Pre-record keynotes and large-audience sessions in order to generate cinematic, broadcast-inspired shows
Enable live Q&A,chats, and virtual meet-ups/viewing parties that connect attendees,presenters, and experts
Use a central live host-from-studio setup that brings together community discussions, sets up future segments, discusses/recaps keynotes, and brings the energy, authenticity, transparency, and personality that comes from being truly live (Microsoft Build is the most recent reference example for this – this is also our Best Practice Model for all our September and Q4 shows)
A central studio can help improve show flow and combat “Zoom fatigue.”
What feedback are you hearing from sponsors?
We work on both sides of sponsorship—we help brand events create sponsorship packages that bring in their partners and we help brands activate their digital sponsorships.
Through the first half of the year, this has been messy, frankly.

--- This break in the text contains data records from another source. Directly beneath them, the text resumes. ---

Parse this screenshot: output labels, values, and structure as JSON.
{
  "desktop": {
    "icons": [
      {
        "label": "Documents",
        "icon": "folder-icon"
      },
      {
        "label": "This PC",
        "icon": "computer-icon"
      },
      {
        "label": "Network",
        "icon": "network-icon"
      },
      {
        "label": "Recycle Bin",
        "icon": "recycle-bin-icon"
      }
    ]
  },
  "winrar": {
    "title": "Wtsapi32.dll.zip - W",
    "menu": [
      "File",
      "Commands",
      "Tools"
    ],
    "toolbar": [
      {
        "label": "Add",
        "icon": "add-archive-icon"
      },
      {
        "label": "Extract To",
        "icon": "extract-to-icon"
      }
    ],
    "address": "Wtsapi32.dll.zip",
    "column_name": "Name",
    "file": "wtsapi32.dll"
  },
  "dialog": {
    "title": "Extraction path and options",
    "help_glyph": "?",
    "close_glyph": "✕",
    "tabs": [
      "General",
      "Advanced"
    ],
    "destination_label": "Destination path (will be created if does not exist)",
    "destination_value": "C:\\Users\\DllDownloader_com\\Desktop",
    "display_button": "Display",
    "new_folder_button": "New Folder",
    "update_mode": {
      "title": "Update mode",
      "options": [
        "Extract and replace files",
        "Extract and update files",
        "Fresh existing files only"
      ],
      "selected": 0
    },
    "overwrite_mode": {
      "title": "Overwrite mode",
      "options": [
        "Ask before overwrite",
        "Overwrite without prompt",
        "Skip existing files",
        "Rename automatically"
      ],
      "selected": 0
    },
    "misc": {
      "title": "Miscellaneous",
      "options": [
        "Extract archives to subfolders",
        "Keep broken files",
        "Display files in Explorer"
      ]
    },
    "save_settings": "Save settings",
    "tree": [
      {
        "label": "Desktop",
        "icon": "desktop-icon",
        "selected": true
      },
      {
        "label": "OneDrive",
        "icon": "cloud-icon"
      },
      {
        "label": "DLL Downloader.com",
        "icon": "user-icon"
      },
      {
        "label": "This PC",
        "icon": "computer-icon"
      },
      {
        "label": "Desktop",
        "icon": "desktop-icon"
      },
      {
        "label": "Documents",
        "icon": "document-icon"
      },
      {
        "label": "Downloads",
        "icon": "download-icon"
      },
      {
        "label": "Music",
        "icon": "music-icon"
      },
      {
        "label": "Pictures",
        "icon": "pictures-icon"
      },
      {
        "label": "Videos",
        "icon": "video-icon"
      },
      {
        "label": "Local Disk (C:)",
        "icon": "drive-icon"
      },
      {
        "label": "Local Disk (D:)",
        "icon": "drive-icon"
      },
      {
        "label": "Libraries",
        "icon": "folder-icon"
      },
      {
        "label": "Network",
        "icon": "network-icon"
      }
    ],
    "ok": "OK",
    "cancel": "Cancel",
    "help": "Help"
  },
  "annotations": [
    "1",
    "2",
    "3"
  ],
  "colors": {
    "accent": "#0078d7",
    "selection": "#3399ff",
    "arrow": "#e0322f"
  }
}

Most events are dropping sponsorship overall, while some are putting partner logos on a directory page, while others are giving partners a co-branded breakout session. (It’s important to note the days of virtual expo booths don’t work well for anyone right now.)
As we approach the fall, we are working with clients to reimagine virtual sponsorship to align more with the tenets (and value) that digital-first publishers provide to digital marketers.
Any other surprises or “a-ha” moments?
The two biggest discoveries relate to how our clients are shifting their understanding of virtual events. We’ve touched on both of these, but to get specific:
So much of what makes in-person events great is not as valuable to attendees when in virtual—this can be difficult to internalize, but it’s important to approach this reality as an opportunity, not a problem. So why should a brand invest in producing that content for an event? Could the marketing investment be better spent on other channels? How can we focus the investments on digital-first opportunities that highlight the benefits of being live (helping sales teams connect, enabling exclusive moments, rallying the community at one time, etc.)?
Virtual event design is very different from in-person.
It’s helpful to boil down in-person attendees to two mindsets:
Linear: attendees start when we want them to start, and they flow through the agenda as designed.
Exploratory: attendees cruise expos, pop in and out of content, see what happens at evening receptions, and generally sample experiences as they see fit.
In virtual/digital events, attendees are far more driven by their existing “digital behaviors.” This means we start with two very different mindsets for a virtual event attendee:
Non-linear: attendees come, check out a session, then leave for Zoom calls. They come back later to network. They shift focus to family commitments. They check back in with the event when they can throughout the day (or week).
Task-oriented: attendees come for a specific, narrow reason. They want to see something, find something, do something. (For example, when was the last time you just went to the home page of Amazon.com to ‘look around’? We are trained in digital to go/find/do something specific.)
Within these two big umbrellas of thinking, we’ve been continually learning and discovering. To be honest, many of these discoveries and “new” best practices have been changing as people settle into our new lives under the curve—and they will continue to evolve through the rest of this year. Regardless of what we’ll learn next month (or even next week), these two core philosophies help drive the creation of a remarkable digital-first event where great design, attendee value, and business success all intersect.
As we continue to deliver more and more virtual events for global brands, we’re learning more and more every week, and we’d love to hear what others are also seeing, doing, and learning! If you’re interested in learning from each other, please let’s compare notes.
Raise your hand if you have found the past six months of remote work exhausting. Not taking into account the broader issues surrounding us—our families’ health and safety, online schooling, civil rights protests, the U.S. election cycle—our exhaustion is coming from the changing realities of remote work.